Element data from apps and pages:
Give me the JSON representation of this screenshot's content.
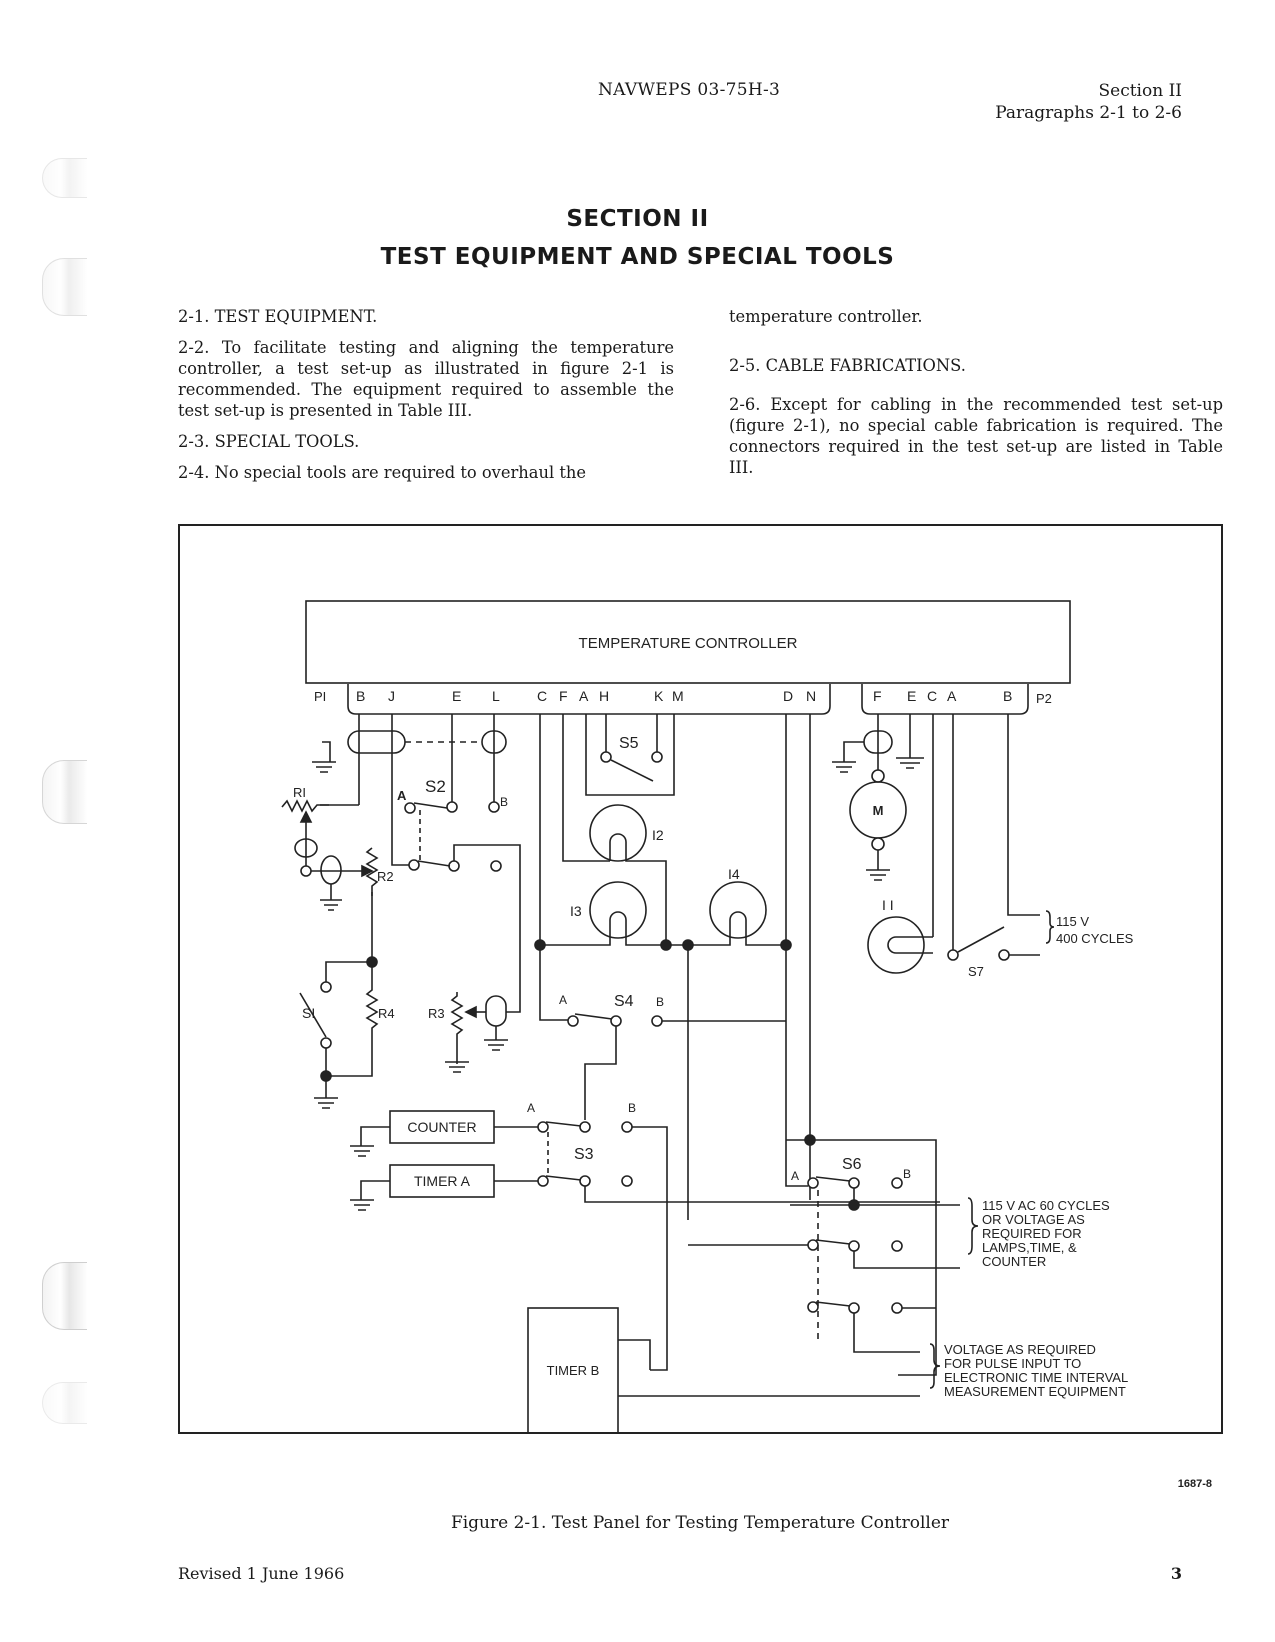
{
  "header": {
    "doc_number": "NAVWEPS 03-75H-3",
    "section": "Section II",
    "paragraphs": "Paragraphs 2-1 to 2-6"
  },
  "title": {
    "section": "SECTION II",
    "heading": "TEST EQUIPMENT AND SPECIAL TOOLS"
  },
  "body": {
    "p2_1": "2-1. TEST EQUIPMENT.",
    "p2_2": "2-2. To facilitate testing and aligning the temperature controller, a test set-up as illustrated in figure 2-1 is recommended. The equipment required to assemble the test set-up is presented in Table III.",
    "p2_3": "2-3. SPECIAL TOOLS.",
    "p2_4": "2-4. No special tools are required to overhaul the temperature controller.",
    "p2_5": "2-5. CABLE FABRICATIONS.",
    "p2_6": "2-6. Except for cabling in the recommended test set-up (figure 2-1), no special cable fabrication is required. The connectors required in the test set-up are listed in Table III."
  },
  "figure": {
    "controller_label": "TEMPERATURE CONTROLLER",
    "p1_label": "PI",
    "p2_label": "P2",
    "p1_pins": [
      "B",
      "J",
      "E",
      "L",
      "C",
      "F",
      "A",
      "H",
      "K",
      "M",
      "D",
      "N"
    ],
    "p2_pins": [
      "F",
      "E",
      "C",
      "A",
      "B"
    ],
    "components": {
      "r1": "RI",
      "r2": "R2",
      "r3": "R3",
      "r4": "R4",
      "s1": "SI",
      "s2": "S2",
      "s3": "S3",
      "s4": "S4",
      "s5": "S5",
      "s6": "S6",
      "s7": "S7",
      "i1": "I I",
      "i2": "I2",
      "i3": "I3",
      "i4": "I4",
      "motor": "M",
      "counter": "COUNTER",
      "timer_a": "TIMER A",
      "timer_b": "TIMER B",
      "pos_a": "A",
      "pos_b": "B"
    },
    "notes": {
      "supply_400": [
        "115 V",
        "400 CYCLES"
      ],
      "supply_60": [
        "115 V AC 60 CYCLES",
        "OR VOLTAGE AS",
        "REQUIRED FOR",
        "LAMPS,TIME, &",
        "COUNTER"
      ],
      "pulse": [
        "VOLTAGE AS REQUIRED",
        "FOR PULSE INPUT TO",
        "ELECTRONIC TIME INTERVAL",
        "MEASUREMENT EQUIPMENT"
      ]
    },
    "drawing_number": "1687-8",
    "caption": "Figure 2-1. Test Panel for Testing Temperature Controller"
  },
  "footer": {
    "revised": "Revised 1 June 1966",
    "page_number": "3"
  }
}
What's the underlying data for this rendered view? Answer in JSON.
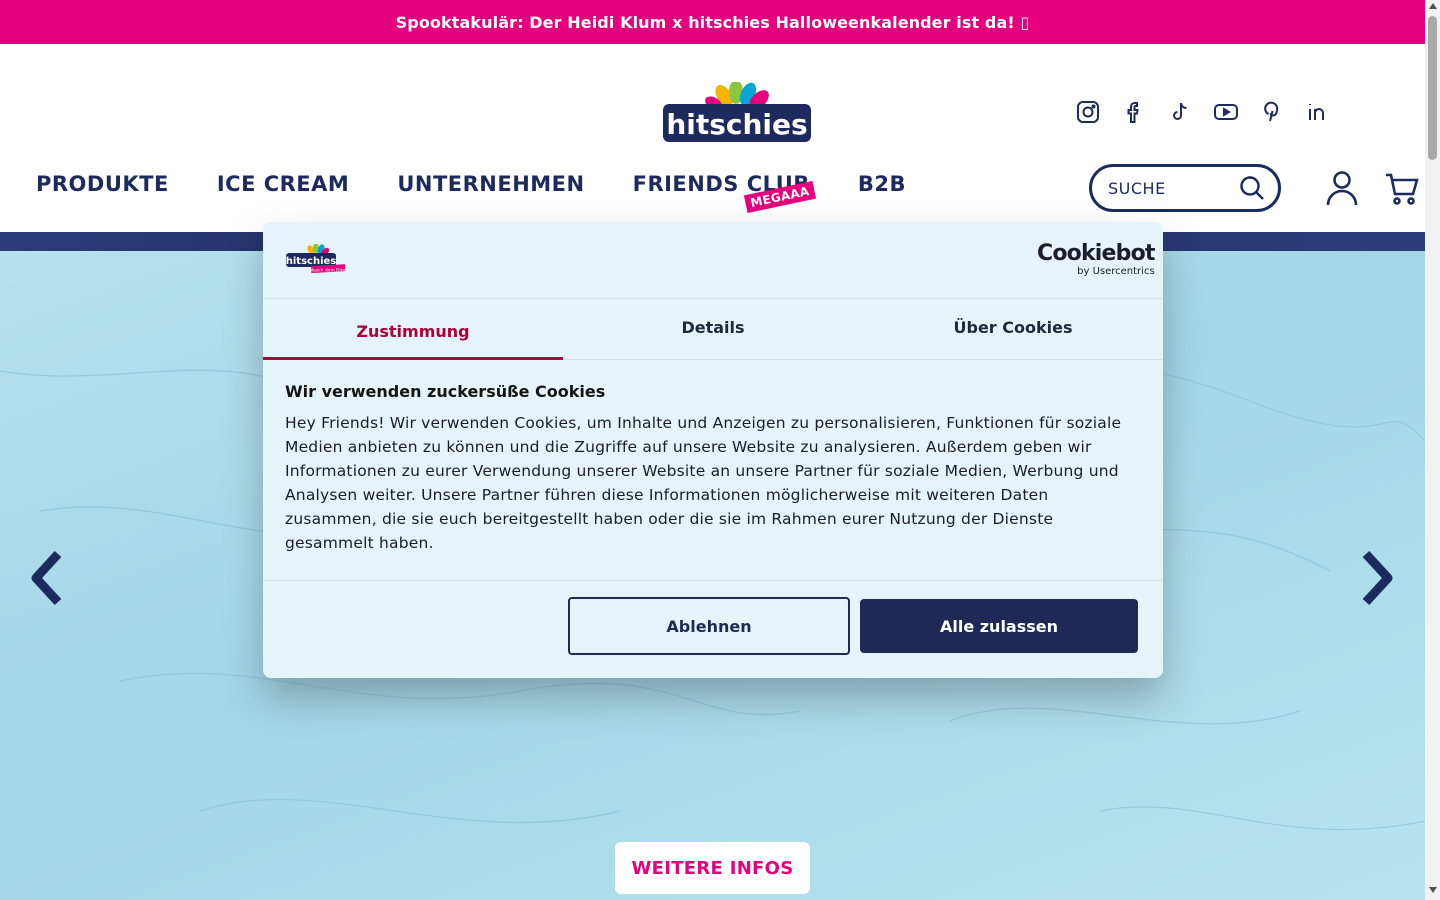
{
  "announcement": {
    "text": "Spooktakulär: Der Heidi Klum x hitschies Halloweenkalender ist da! ▯"
  },
  "header": {
    "logo_text": "hitschies",
    "social": [
      "instagram-icon",
      "facebook-icon",
      "tiktok-icon",
      "youtube-icon",
      "pinterest-icon",
      "linkedin-icon"
    ],
    "nav": [
      {
        "label": "PRODUKTE"
      },
      {
        "label": "ICE CREAM"
      },
      {
        "label": "UNTERNEHMEN"
      },
      {
        "label": "FRIENDS CLUB",
        "badge": "MEGAAA"
      },
      {
        "label": "B2B"
      }
    ],
    "search_label": "SUCHE"
  },
  "hero": {
    "more_button": "WEITERE INFOS"
  },
  "cookie_dialog": {
    "brand_logo_text": "hitschies",
    "brand_tagline": "Nasch dein Ding",
    "provider_name": "Cookiebot",
    "provider_sub": "by Usercentrics",
    "tabs": [
      {
        "label": "Zustimmung",
        "active": true
      },
      {
        "label": "Details",
        "active": false
      },
      {
        "label": "Über Cookies",
        "active": false
      }
    ],
    "title": "Wir verwenden zuckersüße Cookies",
    "text": "Hey Friends! Wir verwenden Cookies, um Inhalte und Anzeigen zu personalisieren, Funktionen für soziale Medien anbieten zu können und die Zugriffe auf unsere Website zu analysieren. Außerdem geben wir Informationen zu eurer Verwendung unserer Website an unsere Partner für soziale Medien, Werbung und Analysen weiter. Unsere Partner führen diese Informationen möglicherweise mit weiteren Daten zusammen, die sie euch bereitgestellt haben oder die sie im Rahmen eurer Nutzung der Dienste gesammelt haben.",
    "decline_label": "Ablehnen",
    "accept_label": "Alle zulassen"
  },
  "colors": {
    "brand_pink": "#e5007d",
    "brand_navy": "#1c2a5e",
    "active_tab": "#b00035",
    "accept_button": "#1e2a55"
  }
}
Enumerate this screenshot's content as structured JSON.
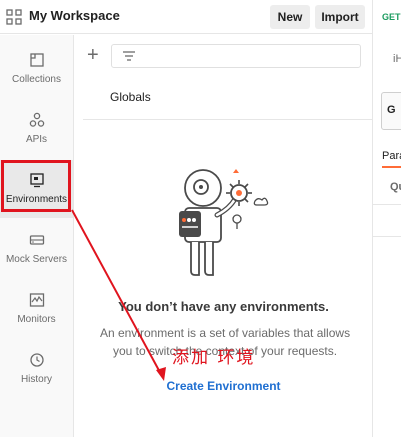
{
  "header": {
    "workspace_title": "My Workspace",
    "new_label": "New",
    "import_label": "Import",
    "workspace_icon": "grid-icon"
  },
  "sidebar": {
    "items": [
      {
        "label": "Collections",
        "icon": "collections-icon"
      },
      {
        "label": "APIs",
        "icon": "apis-icon"
      },
      {
        "label": "Environments",
        "icon": "environments-icon",
        "active": true
      },
      {
        "label": "Mock Servers",
        "icon": "mock-servers-icon"
      },
      {
        "label": "Monitors",
        "icon": "monitors-icon"
      },
      {
        "label": "History",
        "icon": "history-icon"
      }
    ]
  },
  "panel": {
    "add_icon": "plus-icon",
    "filter_icon": "filter-icon",
    "globals_label": "Globals",
    "empty_title": "You don’t have any environments.",
    "empty_desc_line1": "An environment is a set of variables that allows",
    "empty_desc_line2": "you to switch the context of your requests.",
    "create_link": "Create Environment"
  },
  "request_pane": {
    "method": "GET",
    "name_partial": "iH",
    "box_partial": "G",
    "tab_partial": "Para",
    "section_partial": "Qu"
  },
  "annotation": {
    "text": "添加 环境",
    "color": "#e0141e"
  },
  "colors": {
    "accent": "#ff6c37",
    "link": "#1f6fd1",
    "annotation_red": "#e0141e",
    "get_method": "#1a9b5e"
  }
}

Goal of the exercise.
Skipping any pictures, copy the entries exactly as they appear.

Answer to this exercise.
Give me the JSON representation of this screenshot's content.
{
  "header": {
    "doc_number": "NAVWEPS 03-75H-3",
    "section": "Section II",
    "paragraphs": "Paragraphs 2-1 to 2-6"
  },
  "title": {
    "section": "SECTION II",
    "heading": "TEST EQUIPMENT AND SPECIAL TOOLS"
  },
  "body": {
    "p2_1": "2-1. TEST EQUIPMENT.",
    "p2_2": "2-2. To facilitate testing and aligning the temperature controller, a test set-up as illustrated in figure 2-1 is recommended. The equipment required to assemble the test set-up is presented in Table III.",
    "p2_3": "2-3. SPECIAL TOOLS.",
    "p2_4": "2-4. No special tools are required to overhaul the temperature controller.",
    "p2_5": "2-5. CABLE FABRICATIONS.",
    "p2_6": "2-6. Except for cabling in the recommended test set-up (figure 2-1), no special cable fabrication is required. The connectors required in the test set-up are listed in Table III."
  },
  "figure": {
    "controller_label": "TEMPERATURE CONTROLLER",
    "p1_label": "PI",
    "p2_label": "P2",
    "p1_pins": [
      "B",
      "J",
      "E",
      "L",
      "C",
      "F",
      "A",
      "H",
      "K",
      "M",
      "D",
      "N"
    ],
    "p2_pins": [
      "F",
      "E",
      "C",
      "A",
      "B"
    ],
    "components": {
      "r1": "RI",
      "r2": "R2",
      "r3": "R3",
      "r4": "R4",
      "s1": "SI",
      "s2": "S2",
      "s3": "S3",
      "s4": "S4",
      "s5": "S5",
      "s6": "S6",
      "s7": "S7",
      "i1": "I I",
      "i2": "I2",
      "i3": "I3",
      "i4": "I4",
      "motor": "M",
      "counter": "COUNTER",
      "timer_a": "TIMER A",
      "timer_b": "TIMER B",
      "pos_a": "A",
      "pos_b": "B"
    },
    "notes": {
      "supply_400": [
        "115 V",
        "400 CYCLES"
      ],
      "supply_60": [
        "115 V AC 60 CYCLES",
        "OR VOLTAGE AS",
        "REQUIRED FOR",
        "LAMPS,TIME, &",
        "COUNTER"
      ],
      "pulse": [
        "VOLTAGE AS REQUIRED",
        "FOR PULSE INPUT TO",
        "ELECTRONIC TIME INTERVAL",
        "MEASUREMENT EQUIPMENT"
      ]
    },
    "drawing_number": "1687-8",
    "caption": "Figure 2-1. Test Panel for Testing Temperature Controller"
  },
  "footer": {
    "revised": "Revised 1 June 1966",
    "page_number": "3"
  }
}
What's the underlying data for this rendered view? Answer in JSON.
{
  "announcement": {
    "text": "Spooktakulär: Der Heidi Klum x hitschies Halloweenkalender ist da! ▯"
  },
  "header": {
    "logo_text": "hitschies",
    "social": [
      "instagram-icon",
      "facebook-icon",
      "tiktok-icon",
      "youtube-icon",
      "pinterest-icon",
      "linkedin-icon"
    ],
    "nav": [
      {
        "label": "PRODUKTE"
      },
      {
        "label": "ICE CREAM"
      },
      {
        "label": "UNTERNEHMEN"
      },
      {
        "label": "FRIENDS CLUB",
        "badge": "MEGAAA"
      },
      {
        "label": "B2B"
      }
    ],
    "search_label": "SUCHE"
  },
  "hero": {
    "more_button": "WEITERE INFOS"
  },
  "cookie_dialog": {
    "brand_logo_text": "hitschies",
    "brand_tagline": "Nasch dein Ding",
    "provider_name": "Cookiebot",
    "provider_sub": "by Usercentrics",
    "tabs": [
      {
        "label": "Zustimmung",
        "active": true
      },
      {
        "label": "Details",
        "active": false
      },
      {
        "label": "Über Cookies",
        "active": false
      }
    ],
    "title": "Wir verwenden zuckersüße Cookies",
    "text": "Hey Friends! Wir verwenden Cookies, um Inhalte und Anzeigen zu personalisieren, Funktionen für soziale Medien anbieten zu können und die Zugriffe auf unsere Website zu analysieren. Außerdem geben wir Informationen zu eurer Verwendung unserer Website an unsere Partner für soziale Medien, Werbung und Analysen weiter. Unsere Partner führen diese Informationen möglicherweise mit weiteren Daten zusammen, die sie euch bereitgestellt haben oder die sie im Rahmen eurer Nutzung der Dienste gesammelt haben.",
    "decline_label": "Ablehnen",
    "accept_label": "Alle zulassen"
  },
  "colors": {
    "brand_pink": "#e5007d",
    "brand_navy": "#1c2a5e",
    "active_tab": "#b00035",
    "accept_button": "#1e2a55"
  }
}
Enumerate this screenshot's content as structured JSON.
{
  "header": {
    "workspace_title": "My Workspace",
    "new_label": "New",
    "import_label": "Import",
    "workspace_icon": "grid-icon"
  },
  "sidebar": {
    "items": [
      {
        "label": "Collections",
        "icon": "collections-icon"
      },
      {
        "label": "APIs",
        "icon": "apis-icon"
      },
      {
        "label": "Environments",
        "icon": "environments-icon",
        "active": true
      },
      {
        "label": "Mock Servers",
        "icon": "mock-servers-icon"
      },
      {
        "label": "Monitors",
        "icon": "monitors-icon"
      },
      {
        "label": "History",
        "icon": "history-icon"
      }
    ]
  },
  "panel": {
    "add_icon": "plus-icon",
    "filter_icon": "filter-icon",
    "globals_label": "Globals",
    "empty_title": "You don’t have any environments.",
    "empty_desc_line1": "An environment is a set of variables that allows",
    "empty_desc_line2": "you to switch the context of your requests.",
    "create_link": "Create Environment"
  },
  "request_pane": {
    "method": "GET",
    "name_partial": "iH",
    "box_partial": "G",
    "tab_partial": "Para",
    "section_partial": "Qu"
  },
  "annotation": {
    "text": "添加 环境",
    "color": "#e0141e"
  },
  "colors": {
    "accent": "#ff6c37",
    "link": "#1f6fd1",
    "annotation_red": "#e0141e",
    "get_method": "#1a9b5e"
  }
}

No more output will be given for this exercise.